Celebrating Science with STEMfest


 Before we get started, you may be asking yourself what is STEMfest? Simply put, it is a celebration of all things STEM wrapped up into a three-hour long event that is full of investigation, food, and fun!

STEMfest was started back in 2013 thanks to Brandolyn Thran and two teachers in Fernley, NV. Science fairs were no longer being held and Brandolyn was a parent who had an interest in getting something going. But the three of them wanted something different than the traditional science fair. They wanted something that viewed science more as a celebration, something that would not only highlight student work, but also showcase how local businesses use STEM as well as tackle the approach of making the event fun for the whole family.

With that model in place, the first ever STEMfest was hosted in the local high school gym with an offering of hot dogs for dinner and the hope of at least 200 attendees. Their attendance wound up breaking over 600 people.

When Brandolyn moved to Elko, NV, she brought the STEMfest model with her, and from there it has since spread to other towns.

What helped encourage it to spread? Getting local businesses involved with hands-on activities for the whole family certainly helped, but a big component could be the twist STEMfest has added to the science fair side of things. To start, the science fair projects are open to K-12 students, but the children can choose if they want their project to be judged. Judging puts a lot of pressure on children and their families, and typically drives parents to feel like they need to “help” to ensure the project looks good. But with the elimination of mandatory judging, the pressure is eased.

However! If you are a parent who loves science, don’t fret! The STEMfest has three categories for participants: individual, group, and family. So, if you still really want to build a popsicle bridge with your child and let them help you decorate the tri-fold board, it’s still an option.

They also broadened the science fair parameters to be more than just the traditional hypothesis-driven experiments. New categories were added to include exhibits on anything science-based that would get the kids motivated. “It seems like every year there’s a volcano and there’s dolphins,” Brandolyn says. “Because they’re just so excited and just want to tell us! And that’s what it’s all about! This is a celebration about all things STEM.”

The final category is inventions, which gives future engineers their time to shine.

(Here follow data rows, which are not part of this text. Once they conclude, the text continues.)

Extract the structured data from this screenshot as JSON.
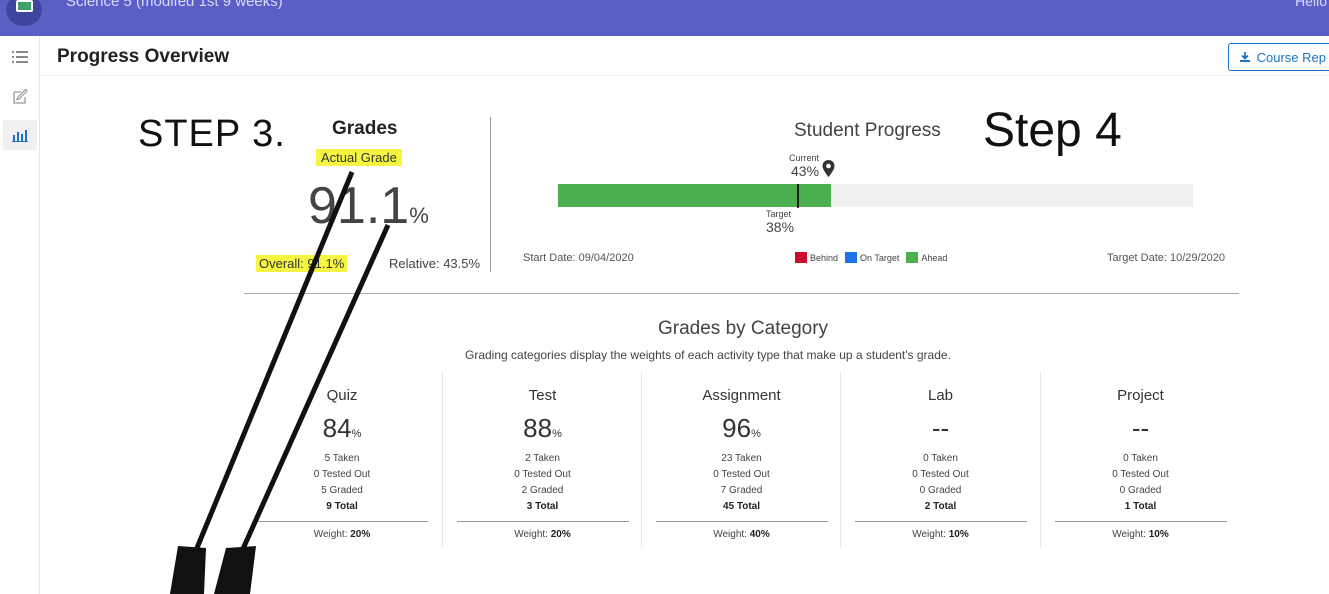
{
  "topbar": {
    "course_title": "Science 5 (modifed 1st 9 weeks)",
    "user_greeting": "Hello"
  },
  "sidenav": {
    "items": [
      "list-icon",
      "edit-icon",
      "chart-icon"
    ],
    "active": "chart-icon"
  },
  "header": {
    "title": "Progress Overview",
    "course_report_button": "Course Rep"
  },
  "annotations": {
    "step3": "STEP 3.",
    "step4": "Step 4"
  },
  "grades": {
    "title": "Grades",
    "actual_label": "Actual Grade",
    "value": "91.1",
    "percent_sign": "%",
    "overall": "Overall: 91.1%",
    "relative": "Relative: 43.5%"
  },
  "progress": {
    "title": "Student Progress",
    "current_label": "Current",
    "current_value": "43%",
    "current_fraction": 0.43,
    "target_label": "Target",
    "target_value": "38%",
    "target_fraction": 0.38,
    "start_date": "Start Date: 09/04/2020",
    "target_date": "Target Date: 10/29/2020",
    "legend": [
      {
        "label": "Behind",
        "color": "#c8102e"
      },
      {
        "label": "On Target",
        "color": "#1a73e8"
      },
      {
        "label": "Ahead",
        "color": "#4caf50"
      }
    ]
  },
  "categories": {
    "title": "Grades by Category",
    "subtitle": "Grading categories display the weights of each activity type that make up a student's grade.",
    "items": [
      {
        "name": "Quiz",
        "score": "84",
        "unit": "%",
        "taken": "5 Taken",
        "tested_out": "0 Tested Out",
        "graded": "5 Graded",
        "total": "9 Total",
        "weight_label": "Weight:",
        "weight": "20%"
      },
      {
        "name": "Test",
        "score": "88",
        "unit": "%",
        "taken": "2 Taken",
        "tested_out": "0 Tested Out",
        "graded": "2 Graded",
        "total": "3 Total",
        "weight_label": "Weight:",
        "weight": "20%"
      },
      {
        "name": "Assignment",
        "score": "96",
        "unit": "%",
        "taken": "23 Taken",
        "tested_out": "0 Tested Out",
        "graded": "7 Graded",
        "total": "45 Total",
        "weight_label": "Weight:",
        "weight": "40%"
      },
      {
        "name": "Lab",
        "score": "--",
        "unit": "",
        "taken": "0 Taken",
        "tested_out": "0 Tested Out",
        "graded": "0 Graded",
        "total": "2 Total",
        "weight_label": "Weight:",
        "weight": "10%"
      },
      {
        "name": "Project",
        "score": "--",
        "unit": "",
        "taken": "0 Taken",
        "tested_out": "0 Tested Out",
        "graded": "0 Graded",
        "total": "1 Total",
        "weight_label": "Weight:",
        "weight": "10%"
      }
    ]
  }
}
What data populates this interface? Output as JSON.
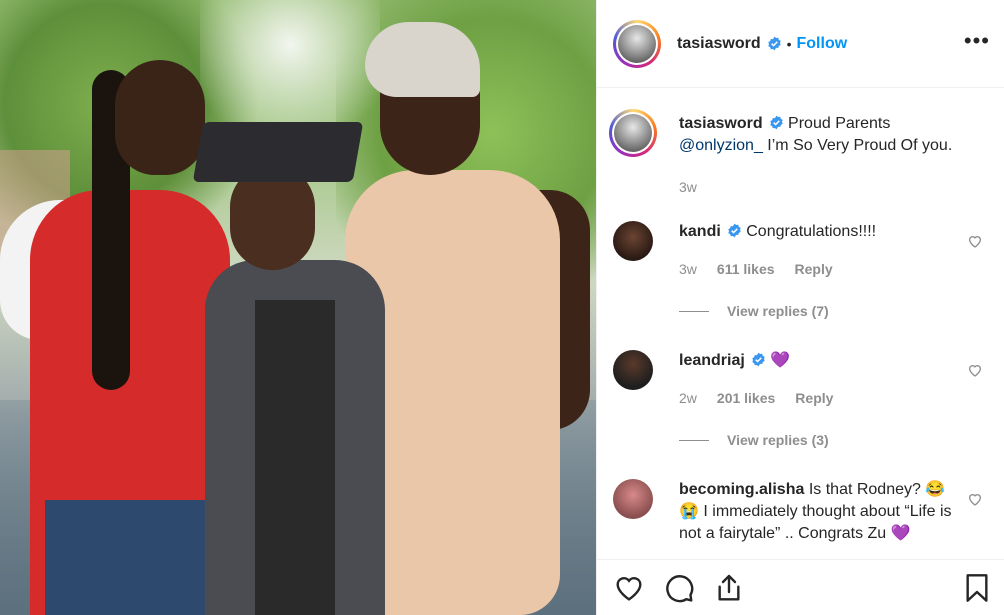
{
  "post": {
    "author": "tasiasword",
    "follow_label": "Follow",
    "separator": "•",
    "more_label": "•••"
  },
  "caption": {
    "username": "tasiasword",
    "text_part1": "Proud Parents",
    "mention": "@onlyzion_",
    "text_part2": " I’m So Very Proud Of you.",
    "time": "3w"
  },
  "comments": [
    {
      "username": "kandi",
      "verified": true,
      "text": "Congratulations!!!!",
      "time": "3w",
      "likes": "611 likes",
      "reply_label": "Reply",
      "view_replies": "View replies (7)"
    },
    {
      "username": "leandriaj",
      "verified": true,
      "text": "💜",
      "time": "2w",
      "likes": "201 likes",
      "reply_label": "Reply",
      "view_replies": "View replies (3)"
    },
    {
      "username": "becoming.alisha",
      "verified": false,
      "text": "Is that Rodney? 😂😭 I immediately thought about “Life is not a fairytale” .. Congrats Zu 💜"
    }
  ],
  "icons": {
    "verified": "verified-badge-icon",
    "like": "heart-icon",
    "comment": "comment-icon",
    "share": "share-icon",
    "save": "bookmark-icon"
  },
  "colors": {
    "link_blue": "#0095f6",
    "verified_blue": "#3897f0",
    "text": "#262626",
    "muted": "#8e8e8e"
  }
}
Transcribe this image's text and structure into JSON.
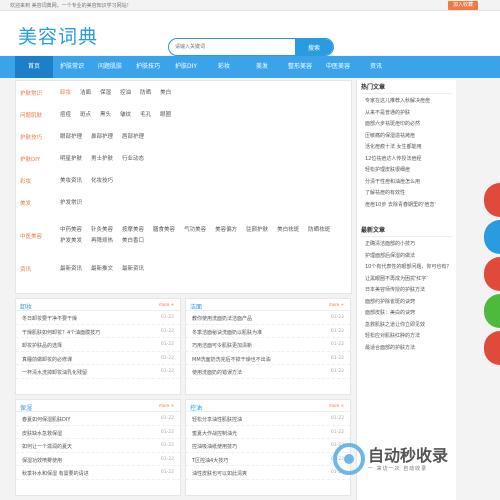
{
  "topbar": {
    "notice": "欢迎来到 美容词典网，一个专业的美容知识学习网站！",
    "fav": "加入收藏"
  },
  "header": {
    "logo": "美容词典",
    "search_placeholder": "请输入关键词",
    "search_button": "搜索"
  },
  "nav": [
    "首页",
    "护肤常识",
    "问题肌肤",
    "护肤技巧",
    "护肤DIY",
    "彩妆",
    "美发",
    "整形美容",
    "中医美容",
    "资讯"
  ],
  "categories": [
    {
      "cat": "护肤常识",
      "links": [
        "卸妆",
        "洁面",
        "保湿",
        "控油",
        "防晒",
        "美白"
      ]
    },
    {
      "cat": "问题肌肤",
      "links": [
        "痘痘",
        "斑点",
        "黑头",
        "皱纹",
        "毛孔",
        "眼圈"
      ]
    },
    {
      "cat": "护肤技巧",
      "links": [
        "眼部护理",
        "鼻部护理",
        "唇部护理"
      ]
    },
    {
      "cat": "护肤DIY",
      "links": [
        "明星护肤",
        "男士护肤",
        "行业动态"
      ]
    },
    {
      "cat": "彩妆",
      "links": [
        "美妆资讯",
        "化妆技巧"
      ]
    },
    {
      "cat": "美发",
      "links": [
        "护发常识"
      ]
    },
    {
      "cat": "中医美容",
      "links": [
        "中药美容",
        "针灸美容",
        "按摩美容",
        "膳食美容",
        "气功美容",
        "美容偏方",
        "驻颜护肤",
        "美白祛斑",
        "防晒祛斑",
        "护发美发",
        "再障烦热",
        "美白香口"
      ]
    },
    {
      "cat": "资讯",
      "links": [
        "最新资讯",
        "最新推文",
        "最新资讯"
      ]
    }
  ],
  "hot": {
    "title": "热门文章",
    "items": [
      "专家在这儿推荐入秋解决痘痘",
      "从来不是普通的护肤",
      "面部六步祛斑痘印的必然",
      "压敏痛的保湿造祛烤痘",
      "活化痘痕十法 女生都能用",
      "12位祛痘达人传授法痘经",
      "轻松护理皮肤很细痘",
      "分清干性痘和油痘怎么用",
      "了解祛痘的有效性",
      "痘痘10步 去除青春期里的'痘恋'"
    ]
  },
  "news": {
    "title": "最新文章",
    "items": [
      "正确清洁面部的小技巧",
      "护理面部后保湿的做法",
      "10个有代表性的眼部问题，你可也有？",
      "让黑眼圈不再成为困扰'红字'",
      "日本美容师传授的护肤方法",
      "面部约护除雀斑的诀窍",
      "面部皮肤：美白的诀窍",
      "急救肌肤之道让你立即见效",
      "轻松应对肌肤红肿的方法",
      "最适合面部的护肤方法"
    ]
  },
  "panels": [
    {
      "title": "卸妆",
      "more": "more +",
      "items": [
        "冬日卸妆要干净不要干燥",
        "干燥肌肤如何卸妆？4个油面膜技巧",
        "卸妆护肤品的选择",
        "真睡前做卸妆的必修课",
        "一杯清水洗掉卸妆油乳化残留"
      ],
      "date": "01-22"
    },
    {
      "title": "洁面",
      "more": "more +",
      "items": [
        "教你使用洗面奶法洁面产品",
        "冬季洁面秘诀洗面奶以肌肤为准",
        "巧用洁面可令肌肤更加清新",
        "MM洗面奶洗完后不掉干燥也不出油",
        "使用洗面奶的错误方法"
      ],
      "date": "01-22"
    },
    {
      "title": "保湿",
      "more": "more +",
      "items": [
        "春夏如何保湿肌肤DIY",
        "皮肤缺水急救保湿",
        "如何让一个滋润的夏天",
        "保湿功效喷雾使用",
        "秋季补水和保湿 有需要的请进"
      ],
      "date": "01-22"
    },
    {
      "title": "控油",
      "more": "more +",
      "items": [
        "轻松分享油性肌肤控油",
        "蜜夏大作战控制油光",
        "控油吸油纸使用技巧",
        "T区控油4大技巧",
        "油性皮肤也可以如此清爽"
      ],
      "date": "01-22"
    }
  ],
  "watermark": {
    "big": "自动秒收录",
    "small": "一 来访一次 自动收录"
  }
}
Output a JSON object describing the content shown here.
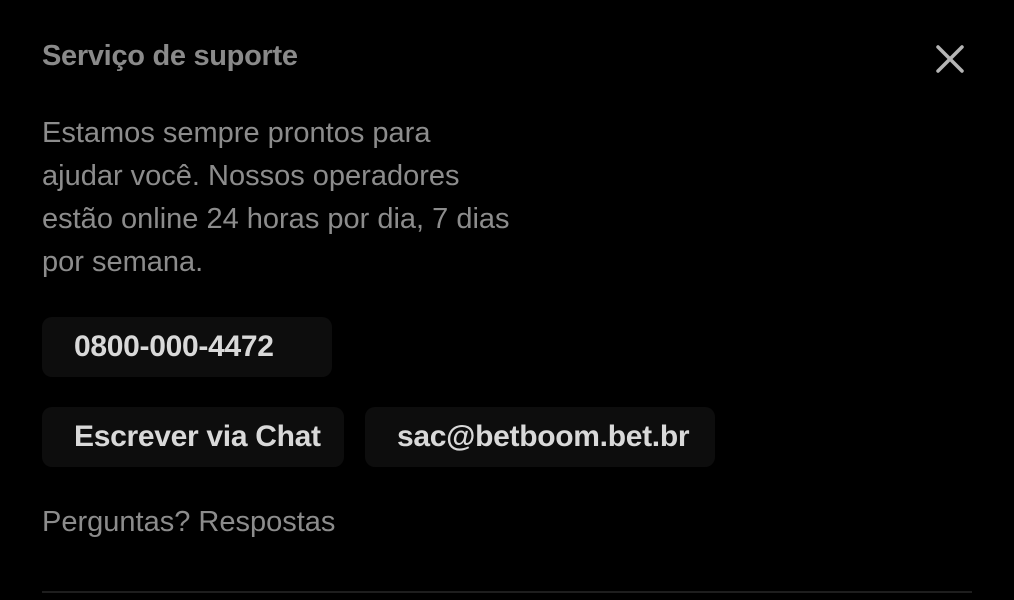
{
  "dialog": {
    "title": "Serviço de suporte",
    "close_icon": "close-icon",
    "description": "Estamos sempre prontos para ajudar você. Nossos operadores estão online 24 horas por dia, 7 dias por semana.",
    "phone_label": "0800-000-4472",
    "chat_label": "Escrever via Chat",
    "email_label": "sac@betboom.bet.br",
    "faq_label": "Perguntas? Respostas"
  },
  "colors": {
    "background": "#000000",
    "button_background": "#0d0d0d",
    "button_text": "#d9d9d9",
    "muted_text": "#8c8c8c"
  }
}
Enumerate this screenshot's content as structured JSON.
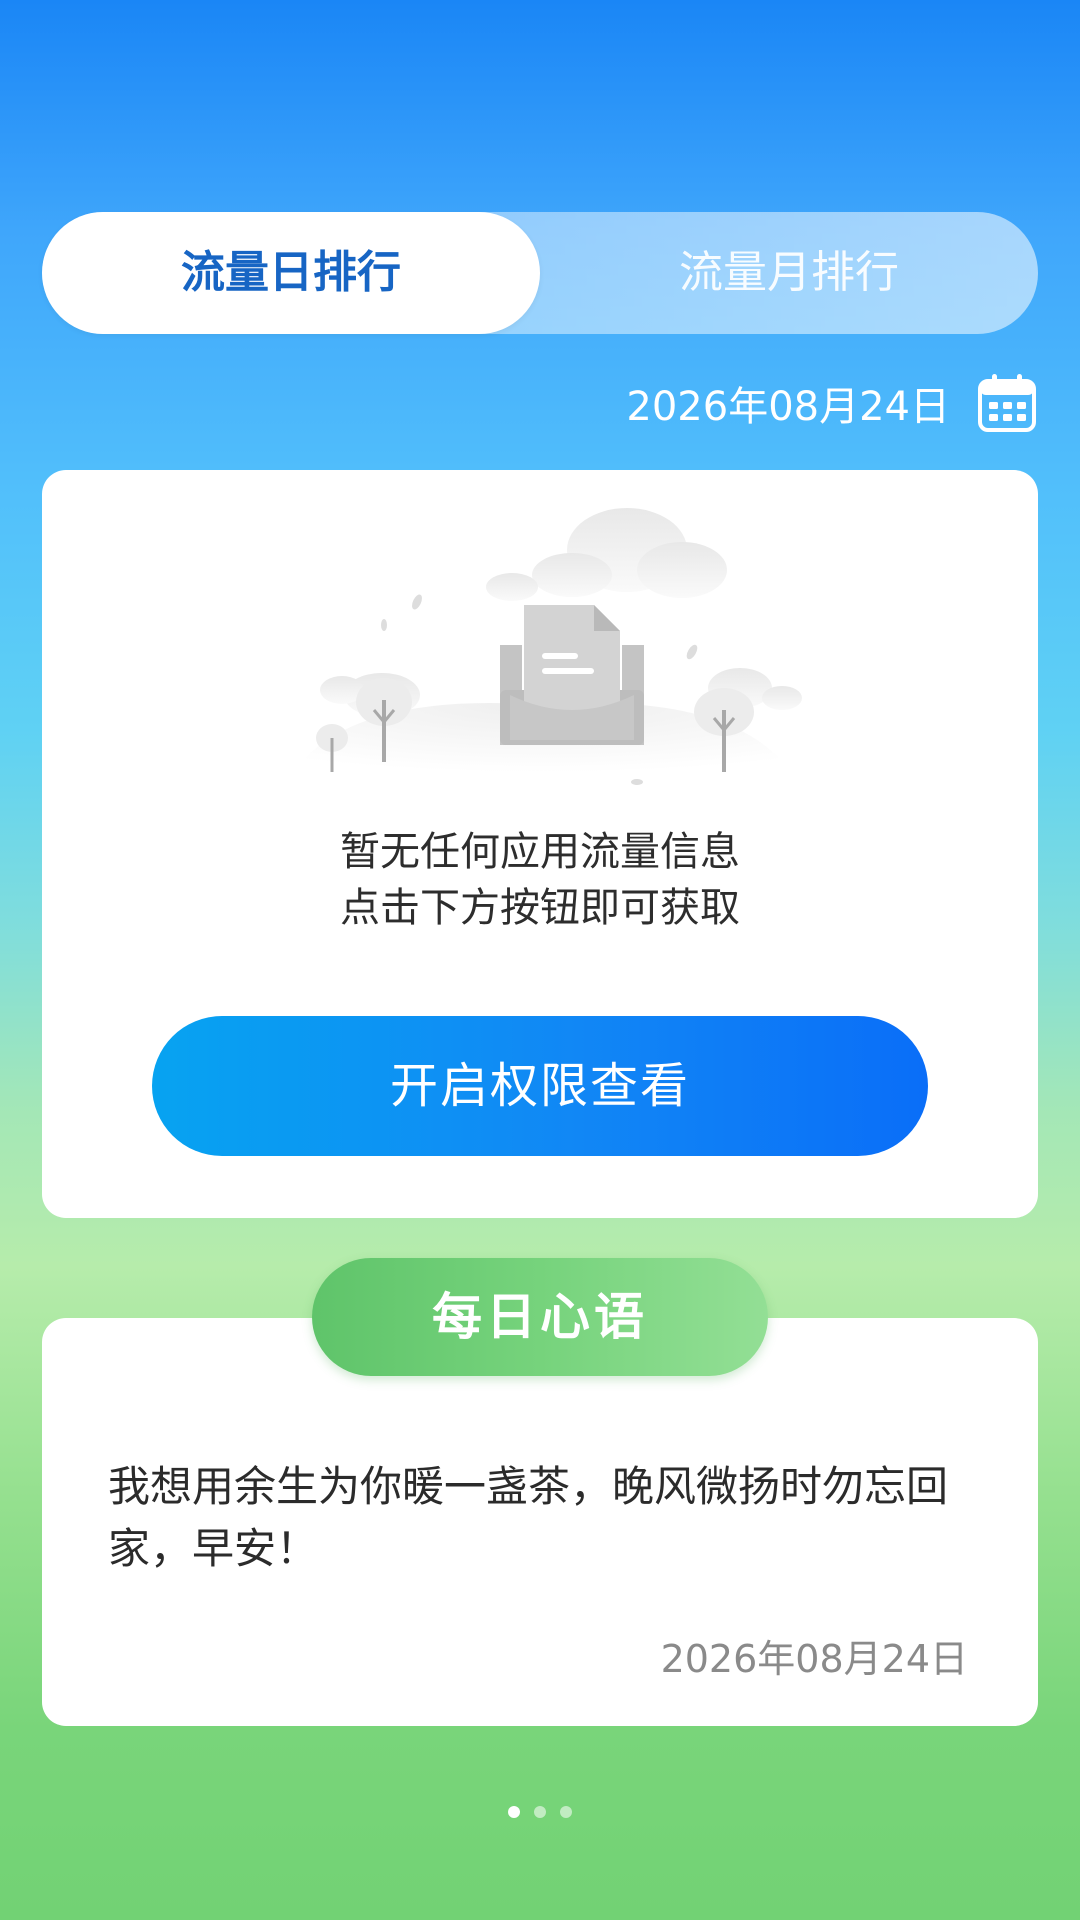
{
  "tabs": [
    {
      "label": "流量日排行",
      "active": true
    },
    {
      "label": "流量月排行",
      "active": false
    }
  ],
  "date": "2026年08月24日",
  "empty_state": {
    "line1": "暂无任何应用流量信息",
    "line2": "点击下方按钮即可获取"
  },
  "primary_button": {
    "label": "开启权限查看"
  },
  "daily_quote": {
    "title": "每日心语",
    "text": "我想用余生为你暖一盏茶，晚风微扬时勿忘回家，早安！",
    "date": "2026年08月24日"
  },
  "pager": {
    "total": 3,
    "current": 1
  },
  "colors": {
    "active_tab_text": "#1765c4",
    "button_blue": "#1187f5",
    "pill_green": "#76d37c"
  }
}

And with a child’s imagination, you can get the most interesting working inventions from a self-closing toilet seat to a shopping cart that pushes itself.

By broadening the traditional science fair into what STEMfest is all about, Brandolyn says they started to see a shift as time went on. For one, it became a highlight event. From 2013 to 2019, not only was there an increase in participation from the older student groups, but the depth of the projects went up as well.

But the most notable cultural shift for Brandolyn happened around 2017. STEMfest has traditionally been held at the end of February because it falls between sport seasons and is the only time the school gym is available. But this time, the Fernley High School basketball team made state. “The principal told us we might not be able to have the fair this year because they needed the gym,” Brandolyn said. But then, “The basketball coach told the principal, ‘I will find another place to practice. Fernley STEM Council gets the gym.’” Academics were finally put on level with school athletics.

So how does one go about getting their own local STEMfest going? For starters, build a good team. With the right team, it is not that difficult to get the ball rolling. Next, set a date 3-6 months out and back plan from there. Science fairs are built up in stages and the students will need adequate time to prepare. You can also contact Brandolyn! She is more than happy to offer advice and paperwork to help out and give you an idea of what businesses you can reach out to.

And if you’re worried about the success of your new STEMfest, just remember, STEM is in everything you do. Cooking, driving, dying your hair, etc. This is just a celebration that helps open people’s eyes to see that it’s there. So don’t be afraid to run with it and have fun.

You can reach Brandolyn at brandolyn.thran@nevadaoutdoorschool.org for any inquiries about STEMfest.